Stored records

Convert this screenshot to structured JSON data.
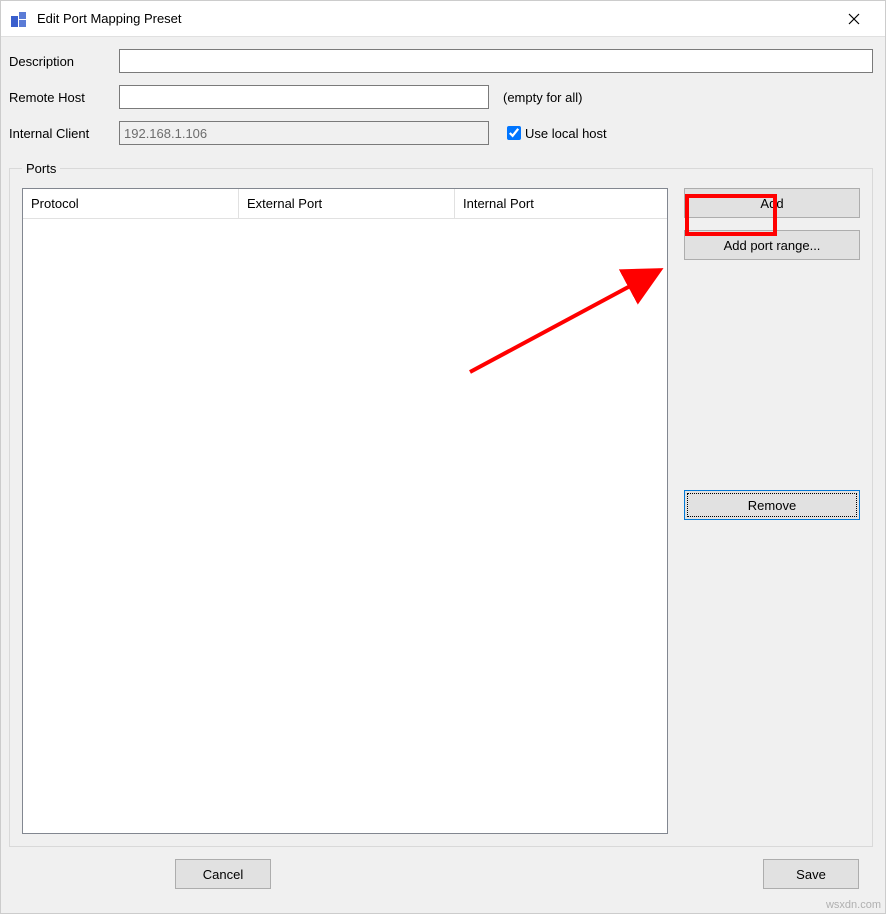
{
  "window": {
    "title": "Edit Port Mapping Preset"
  },
  "form": {
    "description_label": "Description",
    "description_value": "",
    "remote_host_label": "Remote Host",
    "remote_host_value": "",
    "remote_host_hint": "(empty for all)",
    "internal_client_label": "Internal Client",
    "internal_client_value": "192.168.1.106",
    "use_local_host_label": "Use local host",
    "use_local_host_checked": true
  },
  "ports": {
    "legend": "Ports",
    "columns": {
      "protocol": "Protocol",
      "external": "External Port",
      "internal": "Internal Port"
    },
    "rows": []
  },
  "buttons": {
    "add": "Add",
    "add_port_range": "Add port range...",
    "remove": "Remove",
    "cancel": "Cancel",
    "save": "Save"
  },
  "watermark": "wsxdn.com"
}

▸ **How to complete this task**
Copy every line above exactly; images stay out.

▸ **Task solution**
Convert this screenshot to structured JSON data.
{
  "window": {
    "title": "Edit Port Mapping Preset"
  },
  "form": {
    "description_label": "Description",
    "description_value": "",
    "remote_host_label": "Remote Host",
    "remote_host_value": "",
    "remote_host_hint": "(empty for all)",
    "internal_client_label": "Internal Client",
    "internal_client_value": "192.168.1.106",
    "use_local_host_label": "Use local host",
    "use_local_host_checked": true
  },
  "ports": {
    "legend": "Ports",
    "columns": {
      "protocol": "Protocol",
      "external": "External Port",
      "internal": "Internal Port"
    },
    "rows": []
  },
  "buttons": {
    "add": "Add",
    "add_port_range": "Add port range...",
    "remove": "Remove",
    "cancel": "Cancel",
    "save": "Save"
  },
  "watermark": "wsxdn.com"
}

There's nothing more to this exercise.